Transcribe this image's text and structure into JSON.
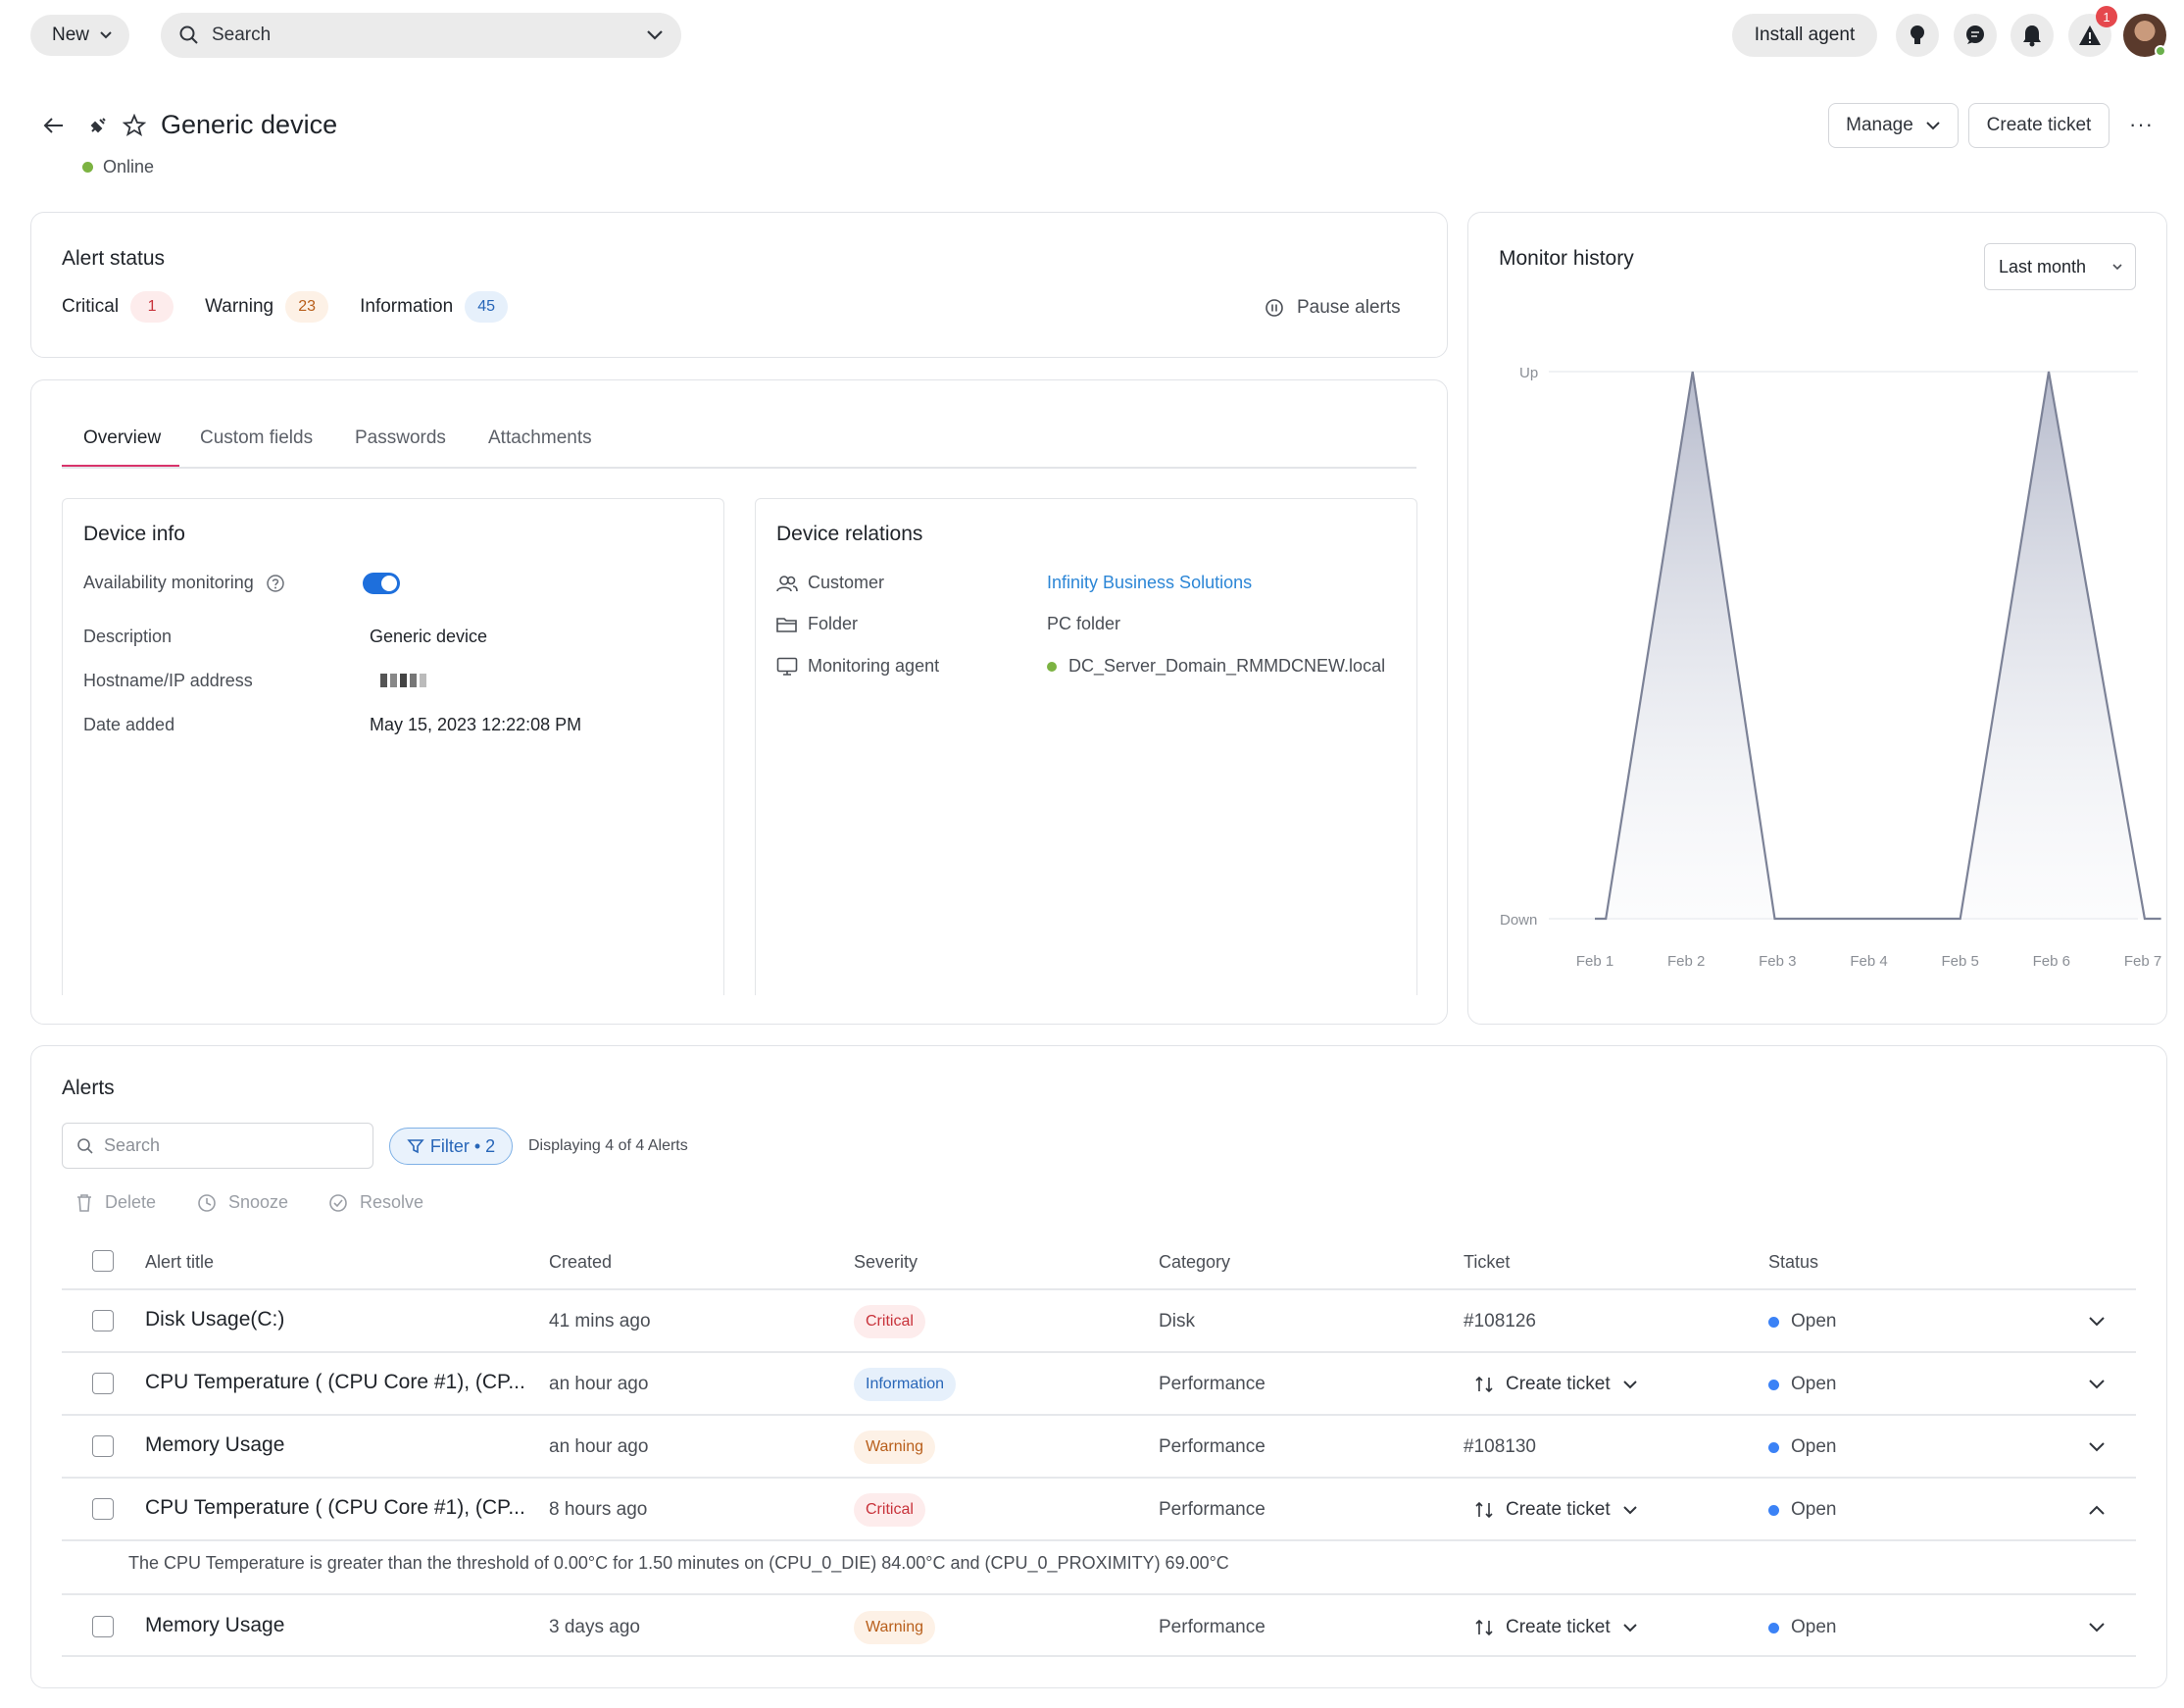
{
  "topbar": {
    "new_label": "New",
    "search_placeholder": "Search",
    "install_agent_label": "Install agent",
    "alerts_count": "1",
    "icons": [
      "lightbulb-icon",
      "chat-icon",
      "bell-icon",
      "warning-icon",
      "avatar"
    ]
  },
  "header": {
    "title": "Generic device",
    "status": "Online",
    "manage_label": "Manage",
    "create_ticket_label": "Create ticket"
  },
  "alert_status": {
    "title": "Alert status",
    "critical_label": "Critical",
    "critical_count": "1",
    "warning_label": "Warning",
    "warning_count": "23",
    "information_label": "Information",
    "information_count": "45",
    "pause_label": "Pause alerts"
  },
  "tabs": [
    "Overview",
    "Custom fields",
    "Passwords",
    "Attachments"
  ],
  "device_info": {
    "title": "Device info",
    "availability_label": "Availability monitoring",
    "availability_on": true,
    "description_label": "Description",
    "description_value": "Generic device",
    "hostname_label": "Hostname/IP address",
    "date_added_label": "Date added",
    "date_added_value": "May 15, 2023 12:22:08 PM"
  },
  "device_relations": {
    "title": "Device relations",
    "customer_label": "Customer",
    "customer_value": "Infinity Business Solutions",
    "folder_label": "Folder",
    "folder_value": "PC folder",
    "agent_label": "Monitoring agent",
    "agent_value": "DC_Server_Domain_RMMDCNEW.local"
  },
  "monitor_history": {
    "title": "Monitor history",
    "range_label": "Last month"
  },
  "chart_data": {
    "type": "area",
    "title": "Monitor history",
    "x": [
      "Feb 1",
      "Feb 2",
      "Feb 3",
      "Feb 4",
      "Feb 5",
      "Feb 6",
      "Feb 7"
    ],
    "y_ticks": [
      "Down",
      "Up"
    ],
    "points": [
      {
        "x": 0.0,
        "y": 0
      },
      {
        "x": 0.12,
        "y": 0
      },
      {
        "x": 1.07,
        "y": 1
      },
      {
        "x": 1.97,
        "y": 0
      },
      {
        "x": 4.0,
        "y": 0
      },
      {
        "x": 4.97,
        "y": 1
      },
      {
        "x": 6.02,
        "y": 0
      },
      {
        "x": 6.2,
        "y": 0
      }
    ],
    "series": [
      {
        "values": "Up/Down status"
      }
    ],
    "color": "#7c8297",
    "grid": true
  },
  "alerts": {
    "title": "Alerts",
    "search_placeholder": "Search",
    "filter_label": "Filter • 2",
    "displaying": "Displaying 4 of 4 Alerts",
    "actions": [
      "Delete",
      "Snooze",
      "Resolve"
    ],
    "columns": [
      "Alert title",
      "Created",
      "Severity",
      "Category",
      "Ticket",
      "Status"
    ],
    "rows": [
      {
        "title": "Disk Usage(C:)",
        "created": "41 mins ago",
        "severity": "Critical",
        "category": "Disk",
        "ticket": "#108126",
        "status": "Open"
      },
      {
        "title": "CPU Temperature ( (CPU Core #1), (CP...",
        "created": "an hour ago",
        "severity": "Information",
        "category": "Performance",
        "ticket": "Create ticket",
        "status": "Open"
      },
      {
        "title": "Memory Usage",
        "created": "an hour ago",
        "severity": "Warning",
        "category": "Performance",
        "ticket": "#108130",
        "status": "Open"
      },
      {
        "title": "CPU Temperature ( (CPU Core #1), (CP...",
        "created": "8 hours ago",
        "severity": "Critical",
        "category": "Performance",
        "ticket": "Create ticket",
        "status": "Open"
      },
      {
        "title": "Memory Usage",
        "created": "3 days ago",
        "severity": "Warning",
        "category": "Performance",
        "ticket": "Create ticket",
        "status": "Open"
      }
    ],
    "expanded_detail": "The CPU Temperature is greater than the threshold of 0.00°C for 1.50 minutes on (CPU_0_DIE) 84.00°C and (CPU_0_PROXIMITY) 69.00°C"
  },
  "colors": {
    "accent_pink": "#d8336b",
    "link_blue": "#2c86d6",
    "toggle_blue": "#1e6fdc",
    "online_green": "#7cb342",
    "open_blue": "#3b82f6"
  }
}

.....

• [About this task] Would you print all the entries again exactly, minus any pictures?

• [Output for this exercise]
Transcribe this image's text and structure into JSON.
{
  "topbar": {
    "new_label": "New",
    "search_placeholder": "Search",
    "install_agent_label": "Install agent",
    "alerts_count": "1",
    "icons": [
      "lightbulb-icon",
      "chat-icon",
      "bell-icon",
      "warning-icon",
      "avatar"
    ]
  },
  "header": {
    "title": "Generic device",
    "status": "Online",
    "manage_label": "Manage",
    "create_ticket_label": "Create ticket"
  },
  "alert_status": {
    "title": "Alert status",
    "critical_label": "Critical",
    "critical_count": "1",
    "warning_label": "Warning",
    "warning_count": "23",
    "information_label": "Information",
    "information_count": "45",
    "pause_label": "Pause alerts"
  },
  "tabs": [
    "Overview",
    "Custom fields",
    "Passwords",
    "Attachments"
  ],
  "device_info": {
    "title": "Device info",
    "availability_label": "Availability monitoring",
    "availability_on": true,
    "description_label": "Description",
    "description_value": "Generic device",
    "hostname_label": "Hostname/IP address",
    "date_added_label": "Date added",
    "date_added_value": "May 15, 2023 12:22:08 PM"
  },
  "device_relations": {
    "title": "Device relations",
    "customer_label": "Customer",
    "customer_value": "Infinity Business Solutions",
    "folder_label": "Folder",
    "folder_value": "PC folder",
    "agent_label": "Monitoring agent",
    "agent_value": "DC_Server_Domain_RMMDCNEW.local"
  },
  "monitor_history": {
    "title": "Monitor history",
    "range_label": "Last month"
  },
  "chart_data": {
    "type": "area",
    "title": "Monitor history",
    "x": [
      "Feb 1",
      "Feb 2",
      "Feb 3",
      "Feb 4",
      "Feb 5",
      "Feb 6",
      "Feb 7"
    ],
    "y_ticks": [
      "Down",
      "Up"
    ],
    "points": [
      {
        "x": 0.0,
        "y": 0
      },
      {
        "x": 0.12,
        "y": 0
      },
      {
        "x": 1.07,
        "y": 1
      },
      {
        "x": 1.97,
        "y": 0
      },
      {
        "x": 4.0,
        "y": 0
      },
      {
        "x": 4.97,
        "y": 1
      },
      {
        "x": 6.02,
        "y": 0
      },
      {
        "x": 6.2,
        "y": 0
      }
    ],
    "series": [
      {
        "values": "Up/Down status"
      }
    ],
    "color": "#7c8297",
    "grid": true
  },
  "alerts": {
    "title": "Alerts",
    "search_placeholder": "Search",
    "filter_label": "Filter • 2",
    "displaying": "Displaying 4 of 4 Alerts",
    "actions": [
      "Delete",
      "Snooze",
      "Resolve"
    ],
    "columns": [
      "Alert title",
      "Created",
      "Severity",
      "Category",
      "Ticket",
      "Status"
    ],
    "rows": [
      {
        "title": "Disk Usage(C:)",
        "created": "41 mins ago",
        "severity": "Critical",
        "category": "Disk",
        "ticket": "#108126",
        "status": "Open"
      },
      {
        "title": "CPU Temperature ( (CPU Core #1), (CP...",
        "created": "an hour ago",
        "severity": "Information",
        "category": "Performance",
        "ticket": "Create ticket",
        "status": "Open"
      },
      {
        "title": "Memory Usage",
        "created": "an hour ago",
        "severity": "Warning",
        "category": "Performance",
        "ticket": "#108130",
        "status": "Open"
      },
      {
        "title": "CPU Temperature ( (CPU Core #1), (CP...",
        "created": "8 hours ago",
        "severity": "Critical",
        "category": "Performance",
        "ticket": "Create ticket",
        "status": "Open"
      },
      {
        "title": "Memory Usage",
        "created": "3 days ago",
        "severity": "Warning",
        "category": "Performance",
        "ticket": "Create ticket",
        "status": "Open"
      }
    ],
    "expanded_detail": "The CPU Temperature is greater than the threshold of 0.00°C for 1.50 minutes on (CPU_0_DIE) 84.00°C and (CPU_0_PROXIMITY) 69.00°C"
  },
  "colors": {
    "accent_pink": "#d8336b",
    "link_blue": "#2c86d6",
    "toggle_blue": "#1e6fdc",
    "online_green": "#7cb342",
    "open_blue": "#3b82f6"
  }
}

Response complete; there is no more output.